## Given information
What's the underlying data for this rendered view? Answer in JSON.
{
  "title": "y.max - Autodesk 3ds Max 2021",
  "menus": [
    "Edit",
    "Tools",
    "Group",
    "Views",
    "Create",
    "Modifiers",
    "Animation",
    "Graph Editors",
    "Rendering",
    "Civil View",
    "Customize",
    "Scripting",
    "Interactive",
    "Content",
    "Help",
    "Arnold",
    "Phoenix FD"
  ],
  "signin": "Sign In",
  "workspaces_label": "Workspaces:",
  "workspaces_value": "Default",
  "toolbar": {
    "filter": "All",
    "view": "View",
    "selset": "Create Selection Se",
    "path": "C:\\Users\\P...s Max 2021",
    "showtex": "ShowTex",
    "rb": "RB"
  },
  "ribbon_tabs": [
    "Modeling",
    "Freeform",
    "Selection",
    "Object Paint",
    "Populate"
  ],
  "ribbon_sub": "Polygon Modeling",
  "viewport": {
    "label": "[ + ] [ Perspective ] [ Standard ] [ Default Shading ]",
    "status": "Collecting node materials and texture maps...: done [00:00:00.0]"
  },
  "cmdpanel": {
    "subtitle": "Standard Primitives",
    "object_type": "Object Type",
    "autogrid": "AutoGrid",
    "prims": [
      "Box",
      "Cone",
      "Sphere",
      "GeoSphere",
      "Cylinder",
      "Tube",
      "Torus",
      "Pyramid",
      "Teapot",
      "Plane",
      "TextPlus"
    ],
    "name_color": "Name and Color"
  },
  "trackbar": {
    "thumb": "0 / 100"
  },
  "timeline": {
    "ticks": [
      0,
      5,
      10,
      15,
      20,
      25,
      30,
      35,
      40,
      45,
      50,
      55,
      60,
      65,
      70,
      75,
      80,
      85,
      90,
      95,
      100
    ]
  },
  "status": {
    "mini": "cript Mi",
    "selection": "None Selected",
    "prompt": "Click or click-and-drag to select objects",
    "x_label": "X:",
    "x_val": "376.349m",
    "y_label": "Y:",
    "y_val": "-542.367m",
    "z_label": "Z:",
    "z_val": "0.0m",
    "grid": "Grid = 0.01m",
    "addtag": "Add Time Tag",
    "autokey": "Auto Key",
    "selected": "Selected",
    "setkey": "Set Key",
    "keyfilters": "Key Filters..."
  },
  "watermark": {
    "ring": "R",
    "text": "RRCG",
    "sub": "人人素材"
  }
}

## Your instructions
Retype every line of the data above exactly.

## Task response
What's the underlying data for this rendered view? Answer in JSON.
{
  "title": "y.max - Autodesk 3ds Max 2021",
  "menus": [
    "Edit",
    "Tools",
    "Group",
    "Views",
    "Create",
    "Modifiers",
    "Animation",
    "Graph Editors",
    "Rendering",
    "Civil View",
    "Customize",
    "Scripting",
    "Interactive",
    "Content",
    "Help",
    "Arnold",
    "Phoenix FD"
  ],
  "signin": "Sign In",
  "workspaces_label": "Workspaces:",
  "workspaces_value": "Default",
  "toolbar": {
    "filter": "All",
    "view": "View",
    "selset": "Create Selection Se",
    "path": "C:\\Users\\P...s Max 2021",
    "showtex": "ShowTex",
    "rb": "RB"
  },
  "ribbon_tabs": [
    "Modeling",
    "Freeform",
    "Selection",
    "Object Paint",
    "Populate"
  ],
  "ribbon_sub": "Polygon Modeling",
  "viewport": {
    "label": "[ + ] [ Perspective ] [ Standard ] [ Default Shading ]",
    "status": "Collecting node materials and texture maps...: done [00:00:00.0]"
  },
  "cmdpanel": {
    "subtitle": "Standard Primitives",
    "object_type": "Object Type",
    "autogrid": "AutoGrid",
    "prims": [
      "Box",
      "Cone",
      "Sphere",
      "GeoSphere",
      "Cylinder",
      "Tube",
      "Torus",
      "Pyramid",
      "Teapot",
      "Plane",
      "TextPlus"
    ],
    "name_color": "Name and Color"
  },
  "trackbar": {
    "thumb": "0 / 100"
  },
  "timeline": {
    "ticks": [
      0,
      5,
      10,
      15,
      20,
      25,
      30,
      35,
      40,
      45,
      50,
      55,
      60,
      65,
      70,
      75,
      80,
      85,
      90,
      95,
      100
    ]
  },
  "status": {
    "mini": "cript Mi",
    "selection": "None Selected",
    "prompt": "Click or click-and-drag to select objects",
    "x_label": "X:",
    "x_val": "376.349m",
    "y_label": "Y:",
    "y_val": "-542.367m",
    "z_label": "Z:",
    "z_val": "0.0m",
    "grid": "Grid = 0.01m",
    "addtag": "Add Time Tag",
    "autokey": "Auto Key",
    "selected": "Selected",
    "setkey": "Set Key",
    "keyfilters": "Key Filters..."
  },
  "watermark": {
    "ring": "R",
    "text": "RRCG",
    "sub": "人人素材"
  }
}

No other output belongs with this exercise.